Don’t forget to butterfly them if the whole yakkas aren’t getting results. Fresh squid would be my next choice. If you can’t catch your own squid, then the Lund’s squid found in tackle shops is always reliable. I like to run a set of gangs so I can have hooks running through the entire bait and down towards the bottom. I’ve lost count of the number of nannies that have come to the surface just hanging off the bottom hook. When they aren’t in proper feeding mode, this can be the difference.
Capricorn Coast offshore gear
If you’re not fishing harsh structure, I like a medium spin combo with a bit of flex in the tip matched to a Shimano 6000-size reel such as a Saragosa. I find I pull way fewer hooks when using this type of gear because nannygai have soft mouths that tear easily.
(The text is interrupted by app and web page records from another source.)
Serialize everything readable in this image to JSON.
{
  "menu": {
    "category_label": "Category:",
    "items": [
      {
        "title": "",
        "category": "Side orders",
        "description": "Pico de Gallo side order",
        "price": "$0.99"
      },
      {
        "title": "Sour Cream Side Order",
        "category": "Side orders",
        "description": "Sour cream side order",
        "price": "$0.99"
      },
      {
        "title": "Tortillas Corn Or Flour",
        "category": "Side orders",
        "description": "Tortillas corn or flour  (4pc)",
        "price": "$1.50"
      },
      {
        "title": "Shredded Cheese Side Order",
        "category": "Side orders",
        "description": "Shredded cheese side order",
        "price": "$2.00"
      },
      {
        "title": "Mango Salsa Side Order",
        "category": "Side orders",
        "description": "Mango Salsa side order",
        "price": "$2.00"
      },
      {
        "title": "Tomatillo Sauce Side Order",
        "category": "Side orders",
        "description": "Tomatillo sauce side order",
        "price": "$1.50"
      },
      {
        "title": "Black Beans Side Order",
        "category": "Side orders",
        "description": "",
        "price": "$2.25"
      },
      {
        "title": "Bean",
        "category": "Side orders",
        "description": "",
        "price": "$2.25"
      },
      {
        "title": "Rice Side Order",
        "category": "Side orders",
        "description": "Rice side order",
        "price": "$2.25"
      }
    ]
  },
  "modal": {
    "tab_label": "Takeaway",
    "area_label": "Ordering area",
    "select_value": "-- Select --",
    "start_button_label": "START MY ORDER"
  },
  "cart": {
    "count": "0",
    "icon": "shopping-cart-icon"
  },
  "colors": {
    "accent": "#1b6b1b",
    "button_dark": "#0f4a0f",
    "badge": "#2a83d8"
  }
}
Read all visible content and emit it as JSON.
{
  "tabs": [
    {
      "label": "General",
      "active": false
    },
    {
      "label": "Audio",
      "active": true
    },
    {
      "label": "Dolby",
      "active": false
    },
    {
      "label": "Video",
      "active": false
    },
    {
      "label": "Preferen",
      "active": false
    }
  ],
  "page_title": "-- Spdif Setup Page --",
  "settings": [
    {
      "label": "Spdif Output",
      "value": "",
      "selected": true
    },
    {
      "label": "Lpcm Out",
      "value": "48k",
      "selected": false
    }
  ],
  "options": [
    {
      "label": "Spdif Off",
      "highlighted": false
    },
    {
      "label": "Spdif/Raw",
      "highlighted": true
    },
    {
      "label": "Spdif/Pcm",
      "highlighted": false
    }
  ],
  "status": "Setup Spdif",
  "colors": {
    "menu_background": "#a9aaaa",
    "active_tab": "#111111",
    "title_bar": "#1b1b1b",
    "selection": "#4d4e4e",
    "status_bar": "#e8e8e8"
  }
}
If fishing wrecks and other nasty places, you might not have much choice but to pull out the trusty old broomstick to get them clear of the bottom quickly. The same goes if the sharks are really bad. You won’t bulldog a 10kg-plus nanny to the boat, so if the sharks want a feed you’re in big trouble.
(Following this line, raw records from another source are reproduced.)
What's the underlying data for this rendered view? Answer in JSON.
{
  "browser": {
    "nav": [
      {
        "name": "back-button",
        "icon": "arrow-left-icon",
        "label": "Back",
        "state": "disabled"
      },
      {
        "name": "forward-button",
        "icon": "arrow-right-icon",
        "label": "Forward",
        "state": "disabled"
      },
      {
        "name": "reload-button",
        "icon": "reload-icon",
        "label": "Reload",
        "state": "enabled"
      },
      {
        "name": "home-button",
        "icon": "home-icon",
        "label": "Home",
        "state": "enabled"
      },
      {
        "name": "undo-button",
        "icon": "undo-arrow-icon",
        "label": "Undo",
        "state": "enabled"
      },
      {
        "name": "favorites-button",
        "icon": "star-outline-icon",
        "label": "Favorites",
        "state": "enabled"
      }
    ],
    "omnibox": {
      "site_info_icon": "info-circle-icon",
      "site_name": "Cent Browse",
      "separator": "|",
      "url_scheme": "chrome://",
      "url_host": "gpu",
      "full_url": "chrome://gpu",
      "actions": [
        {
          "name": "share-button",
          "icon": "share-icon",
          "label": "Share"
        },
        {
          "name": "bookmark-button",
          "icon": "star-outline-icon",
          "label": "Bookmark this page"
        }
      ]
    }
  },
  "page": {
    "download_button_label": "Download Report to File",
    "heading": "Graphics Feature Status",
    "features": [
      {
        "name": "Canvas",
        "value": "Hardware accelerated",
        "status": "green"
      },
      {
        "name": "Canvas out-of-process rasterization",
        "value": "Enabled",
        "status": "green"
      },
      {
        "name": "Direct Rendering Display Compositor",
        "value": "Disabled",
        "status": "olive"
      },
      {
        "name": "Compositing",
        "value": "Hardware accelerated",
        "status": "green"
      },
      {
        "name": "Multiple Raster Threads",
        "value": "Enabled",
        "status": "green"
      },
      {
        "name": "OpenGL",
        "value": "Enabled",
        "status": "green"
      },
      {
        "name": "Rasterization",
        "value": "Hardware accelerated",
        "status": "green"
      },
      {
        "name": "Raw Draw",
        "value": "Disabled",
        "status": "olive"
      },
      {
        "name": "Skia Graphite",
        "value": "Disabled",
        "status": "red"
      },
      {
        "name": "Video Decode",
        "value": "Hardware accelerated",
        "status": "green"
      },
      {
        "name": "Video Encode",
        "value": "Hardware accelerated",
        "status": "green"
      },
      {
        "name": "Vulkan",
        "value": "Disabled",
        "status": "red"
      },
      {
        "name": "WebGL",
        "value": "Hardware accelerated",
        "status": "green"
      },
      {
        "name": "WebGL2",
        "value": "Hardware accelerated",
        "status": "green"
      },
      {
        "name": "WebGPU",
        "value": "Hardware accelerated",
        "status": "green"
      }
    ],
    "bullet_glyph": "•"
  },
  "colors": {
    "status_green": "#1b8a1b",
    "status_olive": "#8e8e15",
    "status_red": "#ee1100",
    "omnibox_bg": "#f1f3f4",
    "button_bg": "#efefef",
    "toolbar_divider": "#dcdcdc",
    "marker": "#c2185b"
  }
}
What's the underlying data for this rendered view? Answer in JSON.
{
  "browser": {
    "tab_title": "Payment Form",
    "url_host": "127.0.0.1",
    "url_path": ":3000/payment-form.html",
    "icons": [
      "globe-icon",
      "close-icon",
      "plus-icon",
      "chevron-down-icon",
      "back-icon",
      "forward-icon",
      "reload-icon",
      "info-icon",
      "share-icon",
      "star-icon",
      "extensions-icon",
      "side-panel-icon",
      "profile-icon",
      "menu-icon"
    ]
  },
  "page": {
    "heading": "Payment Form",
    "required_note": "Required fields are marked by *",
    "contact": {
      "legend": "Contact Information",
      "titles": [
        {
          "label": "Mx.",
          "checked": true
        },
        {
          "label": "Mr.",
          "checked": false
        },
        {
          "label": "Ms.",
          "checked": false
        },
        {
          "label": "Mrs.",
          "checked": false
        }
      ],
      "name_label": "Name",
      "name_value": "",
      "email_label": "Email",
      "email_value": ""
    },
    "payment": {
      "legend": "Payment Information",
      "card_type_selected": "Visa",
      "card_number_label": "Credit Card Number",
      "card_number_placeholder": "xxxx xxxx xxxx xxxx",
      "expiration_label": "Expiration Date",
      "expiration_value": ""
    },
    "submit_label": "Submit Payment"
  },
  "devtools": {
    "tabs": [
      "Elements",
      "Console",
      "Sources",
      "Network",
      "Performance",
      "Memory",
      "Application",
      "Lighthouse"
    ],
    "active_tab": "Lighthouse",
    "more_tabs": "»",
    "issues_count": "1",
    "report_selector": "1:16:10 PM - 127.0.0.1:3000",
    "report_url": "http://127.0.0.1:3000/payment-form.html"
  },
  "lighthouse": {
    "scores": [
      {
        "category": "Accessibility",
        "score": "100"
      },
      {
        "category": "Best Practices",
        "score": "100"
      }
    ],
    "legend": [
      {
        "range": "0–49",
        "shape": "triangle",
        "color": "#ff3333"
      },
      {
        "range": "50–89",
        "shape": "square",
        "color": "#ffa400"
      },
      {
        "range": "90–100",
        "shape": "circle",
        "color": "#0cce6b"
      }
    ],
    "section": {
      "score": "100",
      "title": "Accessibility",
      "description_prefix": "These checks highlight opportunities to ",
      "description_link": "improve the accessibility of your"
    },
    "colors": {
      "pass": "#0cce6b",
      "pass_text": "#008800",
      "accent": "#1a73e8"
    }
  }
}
Once a school of nannygai has been located, my best advice is to anchor up on them. If you’re successful getting the spot right, you can have some red-hot sessions. Drifting through these schools often spreads them out and you will only get a few drifts before they disappear. If you’ve got a mid-sized boat that has a bow-mount electric, then you’re ahead of the game. Electronic anchoring is king on the reef, with no anchor hitting the bottom and no chain rattling over the side.
Cap Coast report
Over the past few months the barrage gates on the Fitzroy River have been opening and shutting pretty frequently. Just when we get some consistency with barra captures, the gates open again. The anglers live baiting seem to be doing best. It will be interesting to see what the conditions will be like for this month’s Frenchville Sports Club Barra Bash, held from May 23-26.
Over $20,000 in cash and prizes is on offer and it’s set to be bigger and better than last year. If you’re chasing any more info, you can jump onto the Frenchville Barra Bash Facebook page or give the club a ring. Fingermark have been biting well and should continue to do so right into June. Vibration-style lures have worked well in the estuaries and the slow-pitch jigs have been the pick for inshore anglers. Thready reports have definitely dropped off as the river has been running dirty and fresh.
At the time of writing we are expecting another decent run in the river from rain out in the Central Highlands. Port Alma has been fishing well for threadies if you are in need of a fix. Mud crabs are a bit sporadic but it’s still worth soaking a pot if heading out on the water for the day. Bream have been around in good numbers. We were surprised by the number of bream on offer during a recent trip to Coorooman Creek. They were hitting vibes and bigger plastics meant for barra. They are cranky little buggers.
During the good weather periods we had a decent run of school mackerel right in close at places like Iron Pot and Ritamada. Even the Keppel Bay Marina has been producing. School-sized spanish have been caught in good numbers around the outer islands such as Barren, Man and Wife and Outer rocks. Keep an eye on the sounder for bait balls and thin fish arches.
Big spanish mackerel have been caught on occasion. Some have been up over the 30kg mark, which is very impressive. The most reliable spots for those horses are up around Manifold and Perforated islands. Trolled ribbon fish have been the go-to baits.
That’s it from me this month. I’m off to prepare for the Frenchy Barra Bash. With the river conditions up in the air and the not-so-favourable tides I think we are in for a tough comp.
Stand by for a report on the other side.